We were totally convinced that today would be the day, but once again we had discouraging news. Everything remains uncertain, but now they are talking about Monday as the next possible opportunity. Our patience is starting to wear very thin, even though we were fully cognizant of the risk that it might turn out like this.
We try to console ourselves by saying that this is nothing compared to what others have experienced near the poles. “Many of the people who have travelled to Antarctica in modern times have had to wait several weeks for good enough weather to fly in or out,” says Jan-Gunnar in an effort to cheer us up.
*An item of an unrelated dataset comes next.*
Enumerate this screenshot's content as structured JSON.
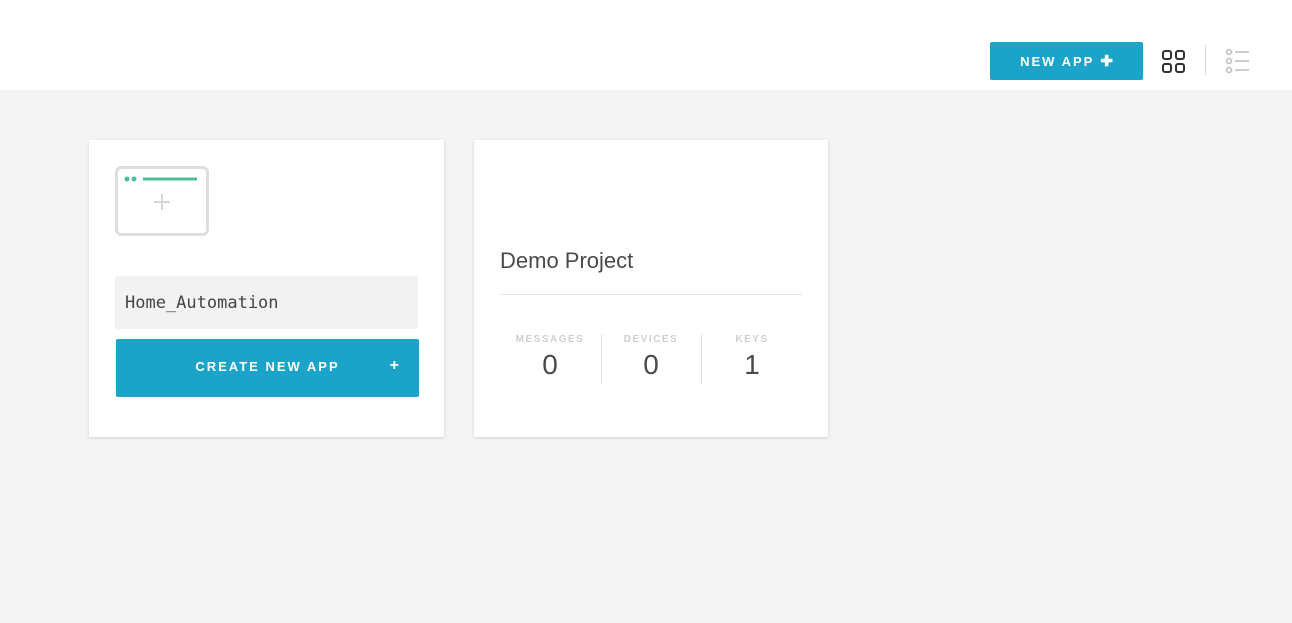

“This is nothing compared to back in the old days,” says the polar historian. Back then the delays could last months or years. Nansen had to spend the winter in Greenland when he missed the last boat destined for Europe in 1888. The second Fram expedition– against their will – were frozen in for a second winter when they could not break free of the ice in 1901. And the man who later became director of the Norwegian Polar Institute, Harald Ulrik Sverdrup, spent seven years aboard Maud from 1918 to 1925.
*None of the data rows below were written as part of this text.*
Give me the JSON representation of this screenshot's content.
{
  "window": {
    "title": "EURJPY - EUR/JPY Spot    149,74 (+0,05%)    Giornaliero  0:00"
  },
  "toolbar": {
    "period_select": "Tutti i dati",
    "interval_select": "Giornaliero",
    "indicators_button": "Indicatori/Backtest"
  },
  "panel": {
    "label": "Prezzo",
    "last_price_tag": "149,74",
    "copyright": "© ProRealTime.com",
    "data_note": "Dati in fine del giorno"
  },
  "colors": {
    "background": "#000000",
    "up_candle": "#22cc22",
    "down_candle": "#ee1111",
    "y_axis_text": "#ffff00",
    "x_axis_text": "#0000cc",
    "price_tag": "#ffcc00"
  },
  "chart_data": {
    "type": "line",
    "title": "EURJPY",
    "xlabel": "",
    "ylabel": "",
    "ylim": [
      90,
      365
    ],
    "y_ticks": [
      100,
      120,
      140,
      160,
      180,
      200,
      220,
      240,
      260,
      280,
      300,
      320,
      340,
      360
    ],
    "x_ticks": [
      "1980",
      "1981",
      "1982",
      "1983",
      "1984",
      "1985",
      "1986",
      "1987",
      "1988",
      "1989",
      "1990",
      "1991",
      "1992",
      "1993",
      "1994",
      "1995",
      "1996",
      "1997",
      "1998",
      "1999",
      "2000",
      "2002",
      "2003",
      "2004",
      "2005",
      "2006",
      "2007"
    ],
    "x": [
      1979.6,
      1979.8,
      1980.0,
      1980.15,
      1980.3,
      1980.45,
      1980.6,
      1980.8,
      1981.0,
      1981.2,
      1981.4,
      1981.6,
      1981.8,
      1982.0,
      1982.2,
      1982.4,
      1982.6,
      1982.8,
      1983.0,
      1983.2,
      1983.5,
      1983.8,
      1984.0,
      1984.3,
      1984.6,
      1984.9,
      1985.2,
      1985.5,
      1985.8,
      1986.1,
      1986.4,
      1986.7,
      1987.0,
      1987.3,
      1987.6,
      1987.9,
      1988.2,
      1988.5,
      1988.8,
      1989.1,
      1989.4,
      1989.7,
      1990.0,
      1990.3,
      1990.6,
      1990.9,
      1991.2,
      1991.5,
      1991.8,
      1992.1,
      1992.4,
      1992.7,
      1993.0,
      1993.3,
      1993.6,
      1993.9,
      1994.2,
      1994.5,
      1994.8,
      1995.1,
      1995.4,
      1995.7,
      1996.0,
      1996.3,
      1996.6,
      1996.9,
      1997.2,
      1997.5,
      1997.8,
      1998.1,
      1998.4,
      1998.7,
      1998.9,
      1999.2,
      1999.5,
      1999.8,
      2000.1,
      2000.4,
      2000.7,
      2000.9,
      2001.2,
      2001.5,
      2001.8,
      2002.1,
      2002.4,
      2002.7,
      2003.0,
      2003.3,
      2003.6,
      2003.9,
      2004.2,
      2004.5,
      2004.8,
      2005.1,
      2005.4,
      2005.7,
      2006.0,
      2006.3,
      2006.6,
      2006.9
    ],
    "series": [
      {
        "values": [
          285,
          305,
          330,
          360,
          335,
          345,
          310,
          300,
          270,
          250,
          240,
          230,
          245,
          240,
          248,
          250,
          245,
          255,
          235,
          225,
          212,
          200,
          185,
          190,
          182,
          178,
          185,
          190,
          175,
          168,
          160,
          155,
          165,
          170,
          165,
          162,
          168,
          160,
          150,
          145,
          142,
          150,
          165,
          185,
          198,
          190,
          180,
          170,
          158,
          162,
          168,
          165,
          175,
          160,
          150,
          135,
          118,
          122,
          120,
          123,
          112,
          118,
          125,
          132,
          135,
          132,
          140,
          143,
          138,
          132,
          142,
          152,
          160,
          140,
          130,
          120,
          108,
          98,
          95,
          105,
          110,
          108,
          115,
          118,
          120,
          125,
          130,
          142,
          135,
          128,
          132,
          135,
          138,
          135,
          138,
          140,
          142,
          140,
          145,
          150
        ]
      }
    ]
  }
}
“But those men were made of sterner stuff than modern human beings,” says Stein drily. “We lost our patience gene somewhere along the way.”
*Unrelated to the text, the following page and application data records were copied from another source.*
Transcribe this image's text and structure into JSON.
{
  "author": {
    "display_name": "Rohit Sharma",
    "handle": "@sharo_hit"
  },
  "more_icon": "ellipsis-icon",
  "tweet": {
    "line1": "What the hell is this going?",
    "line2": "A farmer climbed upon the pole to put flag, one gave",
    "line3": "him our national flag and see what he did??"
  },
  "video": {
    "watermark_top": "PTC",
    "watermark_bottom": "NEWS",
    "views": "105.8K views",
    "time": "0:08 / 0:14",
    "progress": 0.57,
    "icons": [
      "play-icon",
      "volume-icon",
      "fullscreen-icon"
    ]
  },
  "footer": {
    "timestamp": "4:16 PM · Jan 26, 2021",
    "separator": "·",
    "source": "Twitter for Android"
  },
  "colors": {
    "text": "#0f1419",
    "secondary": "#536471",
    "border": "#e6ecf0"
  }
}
“Come on, guys,” says Vegard encouragingly. “Let’s go to town and buy some jogging shoes and shorts and go out running!”